As you can see, there’s much left to be said and subsequently done as we push through the grief of 2020 with maximum optimism in 2021. The impassioned responses I received underscore the need for richer conversations as well as a shift from analysis to action. (With receipts, please!)
Nevertheless, there is promise:
Working at large hospital, where about half of employees are Black, they did a really good job of being open about the injustices that transpired. I felt like everything that was going on in the world actually mattered to them, which meant I also mattered.
After the events of George Floyd, my organization took a concerted effort to understand the Black experience both at home and at work. Not only were there conversations driven by the president, a white woman, but she also implored her staff to hold these critical conversations about race with their respective organizations.
Realizing the Need for Change
These challenges we’ve seen were only compounded by already-existing racism across all of our American institutions. Though in 2020, they led to revolutionary shifts in the approach many organizations have taken to address diversity, equity, and inclusion and/or social justice. Externally, we’ve seen big brands modify their longstanding identities, flip campaigns upside down and declare solidarity with the Black Lives Matter movement – something that would’ve been unheard not long ago. But as the polling above shows us, real internal changes hold the magic key. They’re the starting point for organizations to walk the talk that we see on their websites, social channels and marketing campaigns that now have more Black and Brown faces. And that key unlocks unlimited opportunities for your organization to fit into the future of work.
Some organizations have begun to walk the talk in simple ways while growing in their DE&I journey and supporting Black employees, such as:
- Listening for comprehension to Black employees about their experiences – and not for reactive or immediate alliance

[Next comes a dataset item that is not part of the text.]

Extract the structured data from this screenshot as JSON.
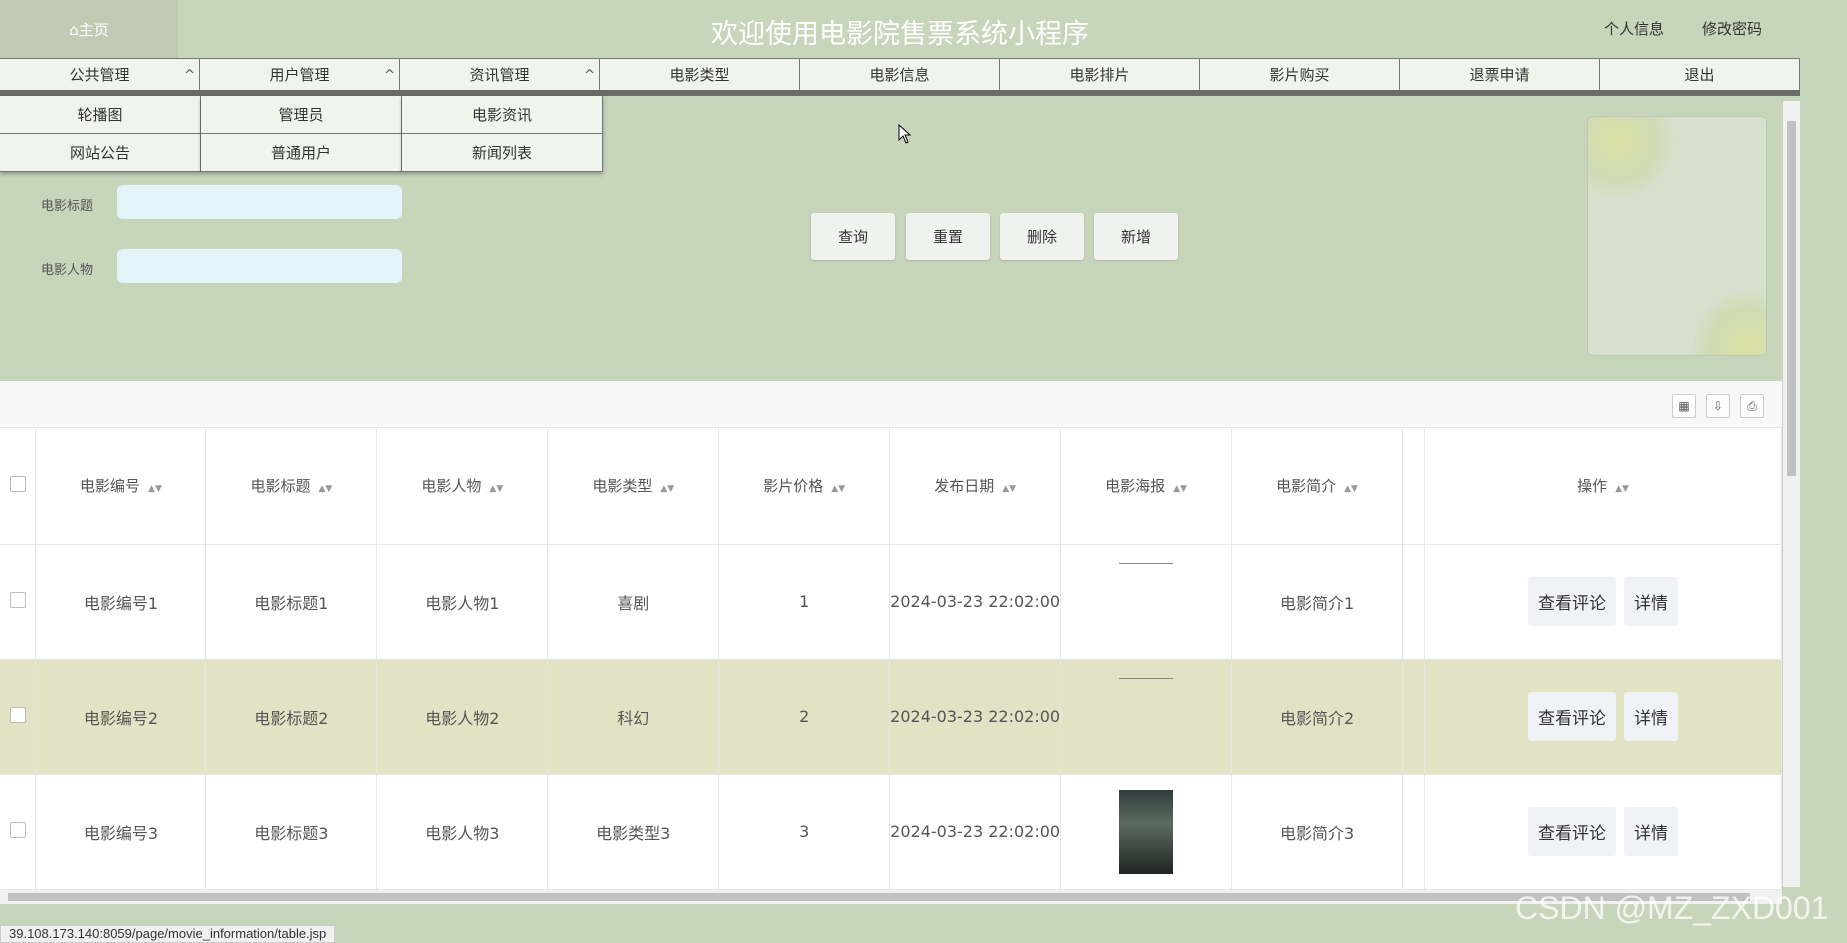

- Getting uncomfortable, but starting essential conversations about racism (within and outside of the organization)
- Taking a closer look at policies and practices to determine gaps in relation to protecting Black employees and creating safe spaces
But this scratches the surface. And no, it is not enough – not by any measure of accountability that we’re stacked up against when we talk about continuing to improve systems now so that future generations are better.
Further, it prompts a discussion about (Black) intersectionality and how multiple layers of individual and structural oppression affect how organizations need to approach efforts of DE&I and social justice.
So, What’s Next? Amplifying Black Voices and Improving Overall DE&I
Let’s be honest, once you’ve established a starting point for healing, changing, or recreating within your organization, that’s when the real work begins. For many, that work is currently underway after launching or reenergizing in 2020. But there’s still hesitation, a lack of knowledge and pushback from the change-adverse or non-believers. As a leader, start or continue by answering a few key questions:
- Support for Black Employees
- Have I reached out to my Black team members or colleagues to have a (potentially uncomfortable) conversation to understand issues they may be facing and how to properly support or become an ally?
- Have I made an effort to self-educate about racism against the Black community and how it affects my respective team members?
- Have I set up systems to help me assess continued support and opportunities for my Black team members?
- Diversity, Equity & Inclusion
- Why are diversity, equity, and inclusion efforts important to me as a human being?
- How am I normalizing differences in my everyday work?
- What commitment do I have (or am I advocating for within my organization) to invest resources in DE&I?
More? Yes (so much). But remember that the journey does not require haste as much as it does clarity of intention for long-term impact. Keep moving and know that each piece gets you further along.
So, what lessons about the Black experience in the workplace have you learned since 2020? How will you continue to self-educate and grow cultural competency for yourself and within your organization?
It’s a defining moment for companies to examine the actions and commitments that are needed to address diversity, equity and inclusion in the workplace. With societal issues center stage, companies need to reflect on their culture – and reset if necessary. Click below to get 3 things your organization can do today to drive diversity, equity & inclusion.